The data are to be restated in full, exactly as presented.

(Records shown begins)

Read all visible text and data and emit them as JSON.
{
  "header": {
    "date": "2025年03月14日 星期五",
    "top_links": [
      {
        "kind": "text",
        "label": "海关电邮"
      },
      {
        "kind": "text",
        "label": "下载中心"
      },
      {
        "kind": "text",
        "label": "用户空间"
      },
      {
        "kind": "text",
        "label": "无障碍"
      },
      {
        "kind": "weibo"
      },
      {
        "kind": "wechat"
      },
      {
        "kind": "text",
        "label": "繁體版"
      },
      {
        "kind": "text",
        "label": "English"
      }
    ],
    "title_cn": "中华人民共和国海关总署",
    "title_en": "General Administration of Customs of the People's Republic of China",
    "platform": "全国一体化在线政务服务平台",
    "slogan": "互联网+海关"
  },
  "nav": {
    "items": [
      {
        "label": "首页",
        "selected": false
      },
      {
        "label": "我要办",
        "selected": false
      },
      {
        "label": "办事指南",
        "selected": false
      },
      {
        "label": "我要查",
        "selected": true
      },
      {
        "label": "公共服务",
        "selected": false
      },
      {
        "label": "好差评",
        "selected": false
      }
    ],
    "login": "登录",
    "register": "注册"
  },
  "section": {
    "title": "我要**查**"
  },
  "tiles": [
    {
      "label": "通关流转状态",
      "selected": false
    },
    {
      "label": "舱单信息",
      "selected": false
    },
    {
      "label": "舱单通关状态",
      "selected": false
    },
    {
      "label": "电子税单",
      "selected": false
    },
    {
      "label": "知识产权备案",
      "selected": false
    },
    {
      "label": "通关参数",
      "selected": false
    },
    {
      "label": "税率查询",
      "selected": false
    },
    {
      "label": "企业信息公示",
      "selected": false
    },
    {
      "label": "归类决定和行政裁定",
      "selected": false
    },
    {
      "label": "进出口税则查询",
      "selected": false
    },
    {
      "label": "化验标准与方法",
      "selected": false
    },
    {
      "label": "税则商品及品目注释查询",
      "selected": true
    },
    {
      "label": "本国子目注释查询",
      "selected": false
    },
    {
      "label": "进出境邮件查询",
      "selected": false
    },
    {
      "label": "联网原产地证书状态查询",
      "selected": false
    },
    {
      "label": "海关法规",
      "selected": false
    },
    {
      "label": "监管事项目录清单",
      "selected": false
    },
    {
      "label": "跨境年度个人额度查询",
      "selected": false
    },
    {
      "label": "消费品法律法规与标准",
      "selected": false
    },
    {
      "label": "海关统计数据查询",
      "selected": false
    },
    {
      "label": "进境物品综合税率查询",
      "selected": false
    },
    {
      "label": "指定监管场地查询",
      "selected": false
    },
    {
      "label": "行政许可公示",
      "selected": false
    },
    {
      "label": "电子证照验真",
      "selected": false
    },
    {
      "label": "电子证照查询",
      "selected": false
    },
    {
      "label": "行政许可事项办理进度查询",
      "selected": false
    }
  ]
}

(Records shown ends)

§ **Expected answer**:
Read all visible text and data and emit them as JSON.
{
  "header": {
    "date": "2025年03月14日 星期五",
    "top_links": [
      {
        "kind": "text",
        "label": "海关电邮"
      },
      {
        "kind": "text",
        "label": "下载中心"
      },
      {
        "kind": "text",
        "label": "用户空间"
      },
      {
        "kind": "text",
        "label": "无障碍"
      },
      {
        "kind": "weibo"
      },
      {
        "kind": "wechat"
      },
      {
        "kind": "text",
        "label": "繁體版"
      },
      {
        "kind": "text",
        "label": "English"
      }
    ],
    "title_cn": "中华人民共和国海关总署",
    "title_en": "General Administration of Customs of the People's Republic of China",
    "platform": "全国一体化在线政务服务平台",
    "slogan": "互联网+海关"
  },
  "nav": {
    "items": [
      {
        "label": "首页",
        "selected": false
      },
      {
        "label": "我要办",
        "selected": false
      },
      {
        "label": "办事指南",
        "selected": false
      },
      {
        "label": "我要查",
        "selected": true
      },
      {
        "label": "公共服务",
        "selected": false
      },
      {
        "label": "好差评",
        "selected": false
      }
    ],
    "login": "登录",
    "register": "注册"
  },
  "section": {
    "title": "我要**查**"
  },
  "tiles": [
    {
      "label": "通关流转状态",
      "selected": false
    },
    {
      "label": "舱单信息",
      "selected": false
    },
    {
      "label": "舱单通关状态",
      "selected": false
    },
    {
      "label": "电子税单",
      "selected": false
    },
    {
      "label": "知识产权备案",
      "selected": false
    },
    {
      "label": "通关参数",
      "selected": false
    },
    {
      "label": "税率查询",
      "selected": false
    },
    {
      "label": "企业信息公示",
      "selected": false
    },
    {
      "label": "归类决定和行政裁定",
      "selected": false
    },
    {
      "label": "进出口税则查询",
      "selected": false
    },
    {
      "label": "化验标准与方法",
      "selected": false
    },
    {
      "label": "税则商品及品目注释查询",
      "selected": true
    },
    {
      "label": "本国子目注释查询",
      "selected": false
    },
    {
      "label": "进出境邮件查询",
      "selected": false
    },
    {
      "label": "联网原产地证书状态查询",
      "selected": false
    },
    {
      "label": "海关法规",
      "selected": false
    },
    {
      "label": "监管事项目录清单",
      "selected": false
    },
    {
      "label": "跨境年度个人额度查询",
      "selected": false
    },
    {
      "label": "消费品法律法规与标准",
      "selected": false
    },
    {
      "label": "海关统计数据查询",
      "selected": false
    },
    {
      "label": "进境物品综合税率查询",
      "selected": false
    },
    {
      "label": "指定监管场地查询",
      "selected": false
    },
    {
      "label": "行政许可公示",
      "selected": false
    },
    {
      "label": "电子证照验真",
      "selected": false
    },
    {
      "label": "电子证照查询",
      "selected": false
    },
    {
      "label": "行政许可事项办理进度查询",
      "selected": false
    }
  ]
}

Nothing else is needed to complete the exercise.